Frequently Asked Questions (FAQs) about Traveling with COVID
Is it legally allowed to travel with COVID in the UK?
In the UK, there’s no legal requirement to self-isolate if you test positive for COVID-19. The current NHS advice for adults is to ‘try to stay at home and avoid contact with other people for five days.’ So, technically, it is allowed to travel with COVID in the UK. However, there’s a moral aspect to consider regarding the risk of potentially infecting others during your journey.
Are there still COVID entry restrictions in other countries?
While Europe has largely scrapped COVID entry rules, some countries outside of Europe still have entry requirements in place. For example, the Philippines, Bolivia, and China maintain various entry restrictions, including mandatory testing before boarding flights and mask mandates in some cases. It’s essential to check the specific requirements for each country you plan to visit to avoid surprises upon arrival.
Should I cancel my trip if I test positive for COVID?
The decision to cancel your trip if you test positive for COVID is a personal one. Virologist Stephen Griffin advises considering the most vulnerable in society. COVID can be particularly dangerous for the immunocompromised, and you may come into contact with such individuals during your travels. The moral dilemma of potentially infecting fellow travelers should be taken into account when making your decision.
What if I test positive for COVID and need to change my travel plans?
Changing travel plans after testing positive for COVID isn’t always easy. Most operators have removed the flexible cancellation policies introduced during the pandemic. They may insist that you either take the trip as planned or forfeit your rights. In such cases, you might be able to rely on travel insurance if your policy covers it and you can provide evidence of your positive test. However, coverage can vary, so always check your policy terms.
How can I travel safely with COVID?
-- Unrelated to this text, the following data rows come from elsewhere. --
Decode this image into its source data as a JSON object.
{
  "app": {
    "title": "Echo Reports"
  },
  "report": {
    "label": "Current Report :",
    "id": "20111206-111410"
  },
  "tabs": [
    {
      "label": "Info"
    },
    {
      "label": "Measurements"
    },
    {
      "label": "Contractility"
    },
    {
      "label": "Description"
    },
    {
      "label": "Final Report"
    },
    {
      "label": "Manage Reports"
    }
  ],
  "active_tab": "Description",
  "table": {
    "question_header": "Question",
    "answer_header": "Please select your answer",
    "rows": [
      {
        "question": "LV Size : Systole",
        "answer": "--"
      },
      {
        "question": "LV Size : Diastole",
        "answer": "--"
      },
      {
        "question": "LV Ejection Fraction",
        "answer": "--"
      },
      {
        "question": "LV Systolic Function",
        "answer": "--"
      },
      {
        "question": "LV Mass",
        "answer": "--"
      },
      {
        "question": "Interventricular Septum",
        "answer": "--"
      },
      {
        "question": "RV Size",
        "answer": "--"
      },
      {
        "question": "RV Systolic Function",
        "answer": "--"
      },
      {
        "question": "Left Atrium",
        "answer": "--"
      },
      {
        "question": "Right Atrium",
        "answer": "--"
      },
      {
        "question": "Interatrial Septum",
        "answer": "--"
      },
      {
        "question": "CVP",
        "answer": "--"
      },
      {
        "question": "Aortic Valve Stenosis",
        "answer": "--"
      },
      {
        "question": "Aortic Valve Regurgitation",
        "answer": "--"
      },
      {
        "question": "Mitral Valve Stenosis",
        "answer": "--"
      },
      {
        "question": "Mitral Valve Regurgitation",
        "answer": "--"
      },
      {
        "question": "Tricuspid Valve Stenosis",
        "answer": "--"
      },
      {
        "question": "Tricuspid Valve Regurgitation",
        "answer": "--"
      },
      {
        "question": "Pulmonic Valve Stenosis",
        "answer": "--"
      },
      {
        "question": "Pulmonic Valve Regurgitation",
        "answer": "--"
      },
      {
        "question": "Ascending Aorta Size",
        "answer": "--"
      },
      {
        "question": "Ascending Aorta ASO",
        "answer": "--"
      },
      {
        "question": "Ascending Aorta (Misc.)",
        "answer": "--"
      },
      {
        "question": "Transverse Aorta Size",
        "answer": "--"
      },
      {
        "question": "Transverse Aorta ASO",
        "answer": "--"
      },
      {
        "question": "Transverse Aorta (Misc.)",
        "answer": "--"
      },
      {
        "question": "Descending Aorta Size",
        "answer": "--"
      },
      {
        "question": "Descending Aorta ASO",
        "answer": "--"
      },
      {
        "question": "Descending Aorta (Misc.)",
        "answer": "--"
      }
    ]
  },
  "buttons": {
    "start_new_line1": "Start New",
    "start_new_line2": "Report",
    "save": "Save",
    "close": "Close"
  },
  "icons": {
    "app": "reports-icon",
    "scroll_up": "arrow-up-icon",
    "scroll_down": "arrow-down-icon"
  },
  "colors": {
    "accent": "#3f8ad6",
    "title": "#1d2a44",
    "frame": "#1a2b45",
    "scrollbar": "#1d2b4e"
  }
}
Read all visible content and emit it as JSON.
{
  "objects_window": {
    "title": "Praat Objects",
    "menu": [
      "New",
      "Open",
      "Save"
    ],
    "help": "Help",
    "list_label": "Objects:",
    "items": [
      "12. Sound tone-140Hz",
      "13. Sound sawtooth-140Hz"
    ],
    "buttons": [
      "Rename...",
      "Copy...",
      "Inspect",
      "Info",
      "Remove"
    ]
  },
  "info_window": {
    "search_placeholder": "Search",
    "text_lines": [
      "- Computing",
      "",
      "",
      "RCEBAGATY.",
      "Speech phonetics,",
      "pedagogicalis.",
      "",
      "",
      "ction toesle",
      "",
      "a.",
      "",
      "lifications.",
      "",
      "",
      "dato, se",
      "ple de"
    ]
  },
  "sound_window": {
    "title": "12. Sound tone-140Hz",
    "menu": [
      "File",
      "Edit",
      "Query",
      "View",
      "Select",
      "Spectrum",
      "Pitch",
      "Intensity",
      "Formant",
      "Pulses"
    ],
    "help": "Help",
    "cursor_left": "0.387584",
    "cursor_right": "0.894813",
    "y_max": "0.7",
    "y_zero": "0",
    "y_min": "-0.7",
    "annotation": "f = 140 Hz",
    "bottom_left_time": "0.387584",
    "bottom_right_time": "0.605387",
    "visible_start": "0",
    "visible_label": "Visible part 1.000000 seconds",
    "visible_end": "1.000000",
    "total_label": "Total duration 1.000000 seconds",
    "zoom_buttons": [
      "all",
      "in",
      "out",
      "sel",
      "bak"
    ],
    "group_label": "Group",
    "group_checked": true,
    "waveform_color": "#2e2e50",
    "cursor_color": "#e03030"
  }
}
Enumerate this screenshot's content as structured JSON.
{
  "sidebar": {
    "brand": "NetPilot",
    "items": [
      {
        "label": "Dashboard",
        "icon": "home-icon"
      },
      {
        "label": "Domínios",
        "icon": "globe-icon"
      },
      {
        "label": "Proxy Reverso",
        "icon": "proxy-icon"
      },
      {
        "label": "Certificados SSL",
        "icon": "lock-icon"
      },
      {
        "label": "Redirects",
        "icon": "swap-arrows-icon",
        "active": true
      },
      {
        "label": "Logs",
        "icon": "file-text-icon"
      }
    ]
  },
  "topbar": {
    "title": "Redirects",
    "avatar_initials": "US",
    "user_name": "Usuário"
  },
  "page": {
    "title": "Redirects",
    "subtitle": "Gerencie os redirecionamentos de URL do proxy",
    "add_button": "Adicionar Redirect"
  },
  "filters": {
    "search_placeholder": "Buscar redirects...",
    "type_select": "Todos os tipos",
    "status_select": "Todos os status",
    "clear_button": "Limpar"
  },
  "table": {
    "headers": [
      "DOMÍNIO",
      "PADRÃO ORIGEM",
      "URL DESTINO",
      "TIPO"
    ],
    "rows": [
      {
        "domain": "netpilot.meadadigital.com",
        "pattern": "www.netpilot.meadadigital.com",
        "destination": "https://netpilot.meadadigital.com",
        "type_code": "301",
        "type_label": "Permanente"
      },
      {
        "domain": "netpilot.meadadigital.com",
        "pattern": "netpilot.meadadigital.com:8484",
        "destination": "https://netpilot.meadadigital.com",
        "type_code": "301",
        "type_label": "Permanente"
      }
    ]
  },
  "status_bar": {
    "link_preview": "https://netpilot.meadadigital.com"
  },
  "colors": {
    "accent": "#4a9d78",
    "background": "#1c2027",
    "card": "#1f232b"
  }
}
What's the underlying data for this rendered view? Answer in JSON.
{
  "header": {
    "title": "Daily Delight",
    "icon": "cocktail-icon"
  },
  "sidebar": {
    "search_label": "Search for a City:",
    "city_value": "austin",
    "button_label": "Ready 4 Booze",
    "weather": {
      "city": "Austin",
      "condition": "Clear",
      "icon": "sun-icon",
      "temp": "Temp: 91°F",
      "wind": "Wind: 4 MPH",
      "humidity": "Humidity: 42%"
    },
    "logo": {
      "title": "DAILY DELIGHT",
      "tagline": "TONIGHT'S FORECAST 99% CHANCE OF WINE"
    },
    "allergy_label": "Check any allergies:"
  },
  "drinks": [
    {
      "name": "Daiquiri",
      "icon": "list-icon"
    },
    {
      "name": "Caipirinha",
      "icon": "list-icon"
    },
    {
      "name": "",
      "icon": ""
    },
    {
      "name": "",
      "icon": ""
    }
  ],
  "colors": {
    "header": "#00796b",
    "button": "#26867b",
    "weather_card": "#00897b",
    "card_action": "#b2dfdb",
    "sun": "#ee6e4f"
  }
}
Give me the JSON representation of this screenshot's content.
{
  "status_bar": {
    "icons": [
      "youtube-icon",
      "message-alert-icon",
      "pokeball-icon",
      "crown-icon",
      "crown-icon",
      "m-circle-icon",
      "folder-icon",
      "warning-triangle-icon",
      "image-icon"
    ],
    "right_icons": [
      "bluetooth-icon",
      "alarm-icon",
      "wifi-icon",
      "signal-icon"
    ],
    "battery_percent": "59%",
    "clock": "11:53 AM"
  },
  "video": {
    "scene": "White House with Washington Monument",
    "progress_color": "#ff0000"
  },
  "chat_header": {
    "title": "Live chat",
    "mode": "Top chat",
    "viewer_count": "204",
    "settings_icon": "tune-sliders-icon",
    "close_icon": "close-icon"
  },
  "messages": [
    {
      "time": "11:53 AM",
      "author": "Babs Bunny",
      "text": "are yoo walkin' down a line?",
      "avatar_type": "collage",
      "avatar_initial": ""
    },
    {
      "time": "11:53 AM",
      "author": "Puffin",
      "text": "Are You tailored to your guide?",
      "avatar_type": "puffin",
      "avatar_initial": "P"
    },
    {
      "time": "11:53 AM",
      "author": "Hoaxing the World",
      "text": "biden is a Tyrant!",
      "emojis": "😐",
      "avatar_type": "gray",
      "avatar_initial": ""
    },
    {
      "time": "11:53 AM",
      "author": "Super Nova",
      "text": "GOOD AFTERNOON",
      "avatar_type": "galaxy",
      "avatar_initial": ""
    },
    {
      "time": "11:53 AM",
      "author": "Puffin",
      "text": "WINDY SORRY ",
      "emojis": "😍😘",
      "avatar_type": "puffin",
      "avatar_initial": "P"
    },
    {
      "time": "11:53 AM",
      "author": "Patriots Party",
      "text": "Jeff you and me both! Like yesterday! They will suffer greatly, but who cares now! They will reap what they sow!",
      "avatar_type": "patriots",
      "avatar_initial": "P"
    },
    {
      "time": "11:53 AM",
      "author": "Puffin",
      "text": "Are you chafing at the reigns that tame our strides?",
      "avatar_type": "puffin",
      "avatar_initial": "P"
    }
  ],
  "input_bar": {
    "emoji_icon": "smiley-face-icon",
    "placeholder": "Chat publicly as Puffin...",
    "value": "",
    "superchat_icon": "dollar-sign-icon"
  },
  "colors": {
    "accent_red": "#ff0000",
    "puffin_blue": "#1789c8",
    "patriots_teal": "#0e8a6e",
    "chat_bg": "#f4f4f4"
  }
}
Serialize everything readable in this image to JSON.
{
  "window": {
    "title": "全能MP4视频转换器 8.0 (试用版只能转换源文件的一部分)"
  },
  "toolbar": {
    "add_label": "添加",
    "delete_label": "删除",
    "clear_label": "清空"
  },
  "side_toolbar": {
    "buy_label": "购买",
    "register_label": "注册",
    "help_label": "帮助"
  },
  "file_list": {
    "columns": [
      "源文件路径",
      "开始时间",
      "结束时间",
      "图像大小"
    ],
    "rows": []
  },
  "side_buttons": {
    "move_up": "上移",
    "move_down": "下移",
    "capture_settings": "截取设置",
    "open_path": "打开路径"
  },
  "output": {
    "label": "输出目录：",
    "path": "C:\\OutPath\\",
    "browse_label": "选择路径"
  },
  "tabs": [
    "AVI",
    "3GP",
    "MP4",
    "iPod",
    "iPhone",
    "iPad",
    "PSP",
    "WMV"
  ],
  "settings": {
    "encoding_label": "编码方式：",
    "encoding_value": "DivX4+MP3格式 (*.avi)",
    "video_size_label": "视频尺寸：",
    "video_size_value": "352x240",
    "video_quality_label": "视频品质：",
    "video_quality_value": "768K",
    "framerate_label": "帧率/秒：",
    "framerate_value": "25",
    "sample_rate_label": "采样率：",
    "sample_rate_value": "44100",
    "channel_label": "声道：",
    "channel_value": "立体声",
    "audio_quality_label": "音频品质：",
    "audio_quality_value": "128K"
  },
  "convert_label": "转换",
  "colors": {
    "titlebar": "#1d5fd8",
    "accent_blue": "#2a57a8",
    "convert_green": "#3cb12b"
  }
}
If you choose to travel with COVID or after recovering from it, taking precautions is crucial. Professor Griffin recommends minimizing interactions with others, staying in well-ventilated spaces, and wearing a well-fitted, filtering respirator mask, preferably an FFP3, unless you can maintain physical distance. These precautions aim to reduce the risk of spreading the infection to others during your journey.